◆ How to complete this task: Scan the records and identify every line in which the string "brush" occurs, then return those lines.

◆ Supplied records:
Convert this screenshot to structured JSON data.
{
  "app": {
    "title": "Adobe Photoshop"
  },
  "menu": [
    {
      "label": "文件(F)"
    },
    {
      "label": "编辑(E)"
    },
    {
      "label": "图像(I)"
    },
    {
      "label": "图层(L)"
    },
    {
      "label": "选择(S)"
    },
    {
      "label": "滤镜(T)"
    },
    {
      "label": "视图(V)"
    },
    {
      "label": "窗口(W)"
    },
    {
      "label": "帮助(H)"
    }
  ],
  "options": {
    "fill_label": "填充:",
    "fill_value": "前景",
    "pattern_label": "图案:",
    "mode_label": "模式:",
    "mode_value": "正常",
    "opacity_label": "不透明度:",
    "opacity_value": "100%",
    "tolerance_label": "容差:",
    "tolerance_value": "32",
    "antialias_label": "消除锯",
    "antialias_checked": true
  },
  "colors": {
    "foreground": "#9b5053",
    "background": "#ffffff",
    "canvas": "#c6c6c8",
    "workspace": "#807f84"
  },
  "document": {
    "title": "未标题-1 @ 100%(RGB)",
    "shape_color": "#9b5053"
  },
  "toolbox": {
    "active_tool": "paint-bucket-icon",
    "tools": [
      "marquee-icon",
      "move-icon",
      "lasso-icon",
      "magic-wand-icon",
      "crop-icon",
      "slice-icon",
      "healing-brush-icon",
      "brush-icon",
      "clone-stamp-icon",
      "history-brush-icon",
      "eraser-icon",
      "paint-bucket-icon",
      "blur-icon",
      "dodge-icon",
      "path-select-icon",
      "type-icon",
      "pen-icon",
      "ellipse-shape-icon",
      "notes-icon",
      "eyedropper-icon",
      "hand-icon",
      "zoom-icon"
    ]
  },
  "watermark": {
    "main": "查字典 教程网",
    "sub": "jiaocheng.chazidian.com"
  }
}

◆ Completed exercise:
      "healing-brush-icon",
      "brush-icon",
      "history-brush-icon",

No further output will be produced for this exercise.